Thomas Scheibitz (b. 1968 in Radeberg near Dresden) is one of few contemporary artists to work so diversely with variable elements and references derived equally from everyday life and the pool of art history. His dense, often brightly coloured paintings and schematic, often puristic sculptures can be understood as montages of a freely interpreted reality. The works manifest themselves as complex caches of images or objects into which everyday visual culture has been inscribed and highly condensed by Scheibitz’s formal vocabulary. Pablo Picasso and Cubism’s influence on the artist is unmistakable. “Of all the great ‘isms’ of the 20th century”, explains Thomas Scheibitz, “Cubism is the most radical and has remained the most influential.”
In this exhibition, the Museum Berggruen, dedicated to the art of Picasso and his time, spans an arc from classical Modernism to the art of the present. Each of the some 45 objects shows that even though Picasso and Scheibitz aren’t using the same motifs, they do share a very similar approach to art. Both artists understand their work as an open process that incessantly leads to new variations and developments building on previously found solutions. Nothing stays static. Both artists also adhere to the fundamental premises of painting and sculpture.

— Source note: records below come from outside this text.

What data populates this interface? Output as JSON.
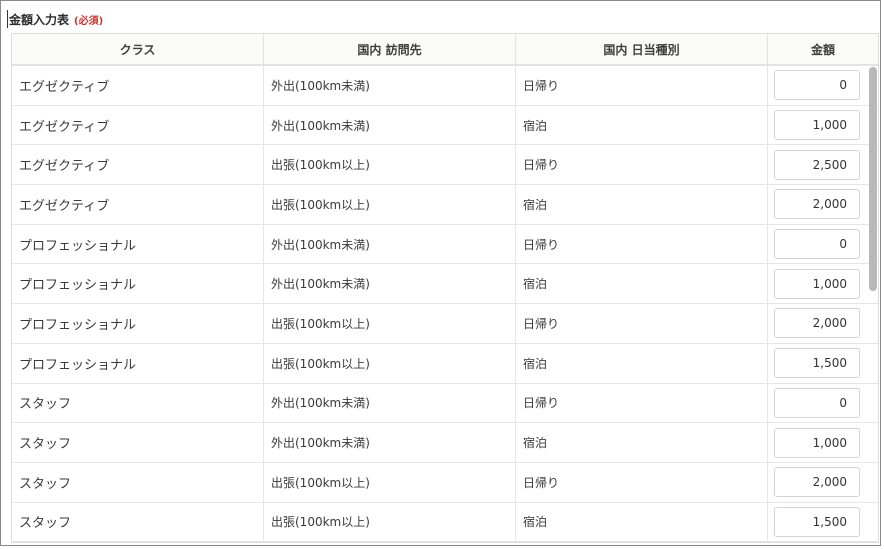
{
  "section": {
    "title": "金額入力表",
    "required": "(必須)"
  },
  "table": {
    "headers": [
      "クラス",
      "国内 訪問先",
      "国内 日当種別",
      "金額"
    ],
    "rows": [
      {
        "class": "エグゼクティブ",
        "destination": "外出(100km未満)",
        "type": "日帰り",
        "amount": "0"
      },
      {
        "class": "エグゼクティブ",
        "destination": "外出(100km未満)",
        "type": "宿泊",
        "amount": "1,000"
      },
      {
        "class": "エグゼクティブ",
        "destination": "出張(100km以上)",
        "type": "日帰り",
        "amount": "2,500"
      },
      {
        "class": "エグゼクティブ",
        "destination": "出張(100km以上)",
        "type": "宿泊",
        "amount": "2,000"
      },
      {
        "class": "プロフェッショナル",
        "destination": "外出(100km未満)",
        "type": "日帰り",
        "amount": "0"
      },
      {
        "class": "プロフェッショナル",
        "destination": "外出(100km未満)",
        "type": "宿泊",
        "amount": "1,000"
      },
      {
        "class": "プロフェッショナル",
        "destination": "出張(100km以上)",
        "type": "日帰り",
        "amount": "2,000"
      },
      {
        "class": "プロフェッショナル",
        "destination": "出張(100km以上)",
        "type": "宿泊",
        "amount": "1,500"
      },
      {
        "class": "スタッフ",
        "destination": "外出(100km未満)",
        "type": "日帰り",
        "amount": "0"
      },
      {
        "class": "スタッフ",
        "destination": "外出(100km未満)",
        "type": "宿泊",
        "amount": "1,000"
      },
      {
        "class": "スタッフ",
        "destination": "出張(100km以上)",
        "type": "日帰り",
        "amount": "2,000"
      },
      {
        "class": "スタッフ",
        "destination": "出張(100km以上)",
        "type": "宿泊",
        "amount": "1,500"
      }
    ]
  }
}
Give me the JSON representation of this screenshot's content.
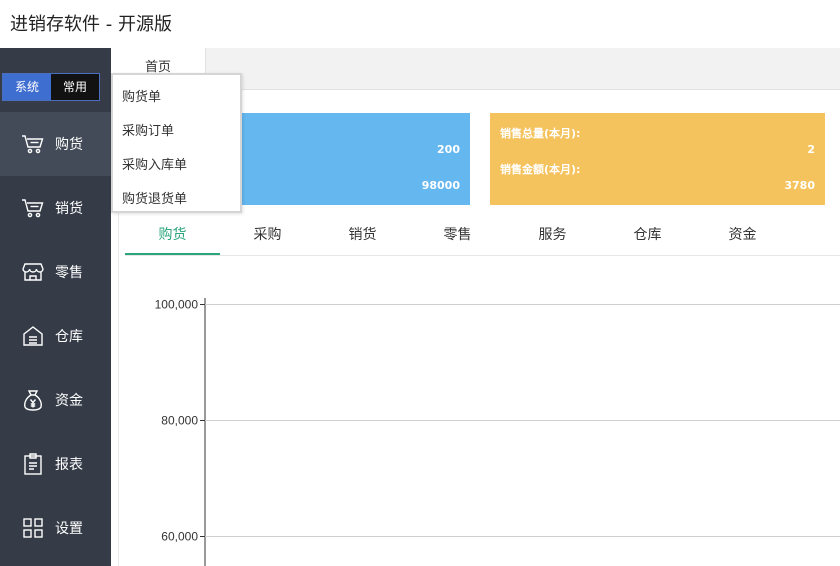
{
  "app": {
    "title": "进销存软件 - 开源版"
  },
  "sidebar": {
    "segments": {
      "system": "系统",
      "common": "常用"
    },
    "items": [
      {
        "label": "购货",
        "icon": "cart-icon",
        "active": true
      },
      {
        "label": "销货",
        "icon": "cart-icon",
        "active": false
      },
      {
        "label": "零售",
        "icon": "store-icon",
        "active": false
      },
      {
        "label": "仓库",
        "icon": "warehouse-icon",
        "active": false
      },
      {
        "label": "资金",
        "icon": "money-bag-icon",
        "active": false
      },
      {
        "label": "报表",
        "icon": "clipboard-icon",
        "active": false
      },
      {
        "label": "设置",
        "icon": "grid-icon",
        "active": false
      }
    ]
  },
  "tabs": {
    "home": "首页"
  },
  "cards": {
    "purchase": {
      "qty": "200",
      "amount": "98000"
    },
    "sales": {
      "qty_label": "销售总量(本月):",
      "qty": "2",
      "amount_label": "销售金额(本月):",
      "amount": "3780"
    }
  },
  "dropdown": {
    "items": [
      "购货单",
      "采购订单",
      "采购入库单",
      "购货退货单"
    ]
  },
  "subtabs": {
    "items": [
      "购货",
      "采购",
      "销货",
      "零售",
      "服务",
      "仓库",
      "资金"
    ],
    "active": 0
  },
  "chart_data": {
    "type": "line",
    "y_ticks": [
      "100,000",
      "80,000",
      "60,000"
    ],
    "y_tick_values": [
      100000,
      80000,
      60000
    ],
    "ylim": [
      60000,
      100000
    ],
    "grid": true,
    "series": []
  },
  "colors": {
    "sidebar_bg": "#353c48",
    "accent_green": "#2aa57d",
    "card_blue": "#64b7ef",
    "card_orange": "#f5c35d",
    "segment_blue": "#3f6ed1"
  }
}
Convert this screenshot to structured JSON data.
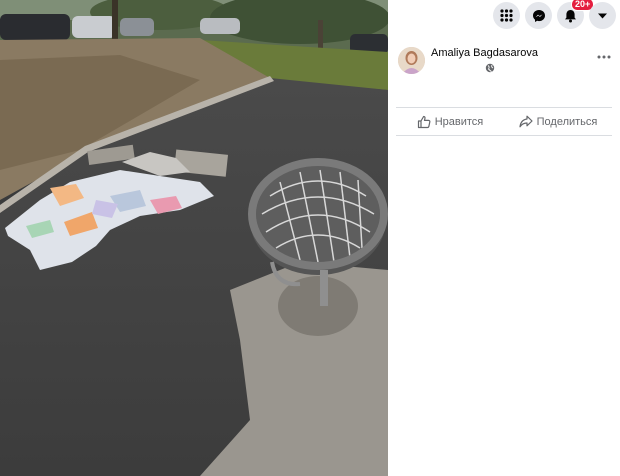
{
  "post": {
    "author_name": "Amaliya Bagdasarova",
    "privacy_icon": "globe-icon",
    "more_icon": "more-dots-icon"
  },
  "actions": {
    "like_label": "Нравится",
    "share_label": "Поделиться"
  },
  "topbar": {
    "menu_icon": "grid-menu-icon",
    "messenger_icon": "messenger-icon",
    "notifications_icon": "bell-icon",
    "notifications_badge": "20+",
    "account_icon": "caret-down-icon"
  },
  "colors": {
    "badge": "#e41e3f",
    "button_bg": "#e4e6eb",
    "divider": "#dadde1",
    "secondary_text": "#65676b"
  }
}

The exhibition is conceived as a direct juxtaposition of “Picasso” and “Scheibitz”, as an open parcours through the Museum Berggruen. The underlying differences in daily life that are also reflected in each work – of Paris as it used to be and Berlin today – could hardly be greater. All the more striking are the formal and content-related parallels as well as each artist’s struggle for credibility or validity – in the context of a fragile, unstable world (which existed in Picasso’s time as well).
A special exhibition of the Nationalgalerie, Staatliche Museen zu Berlin.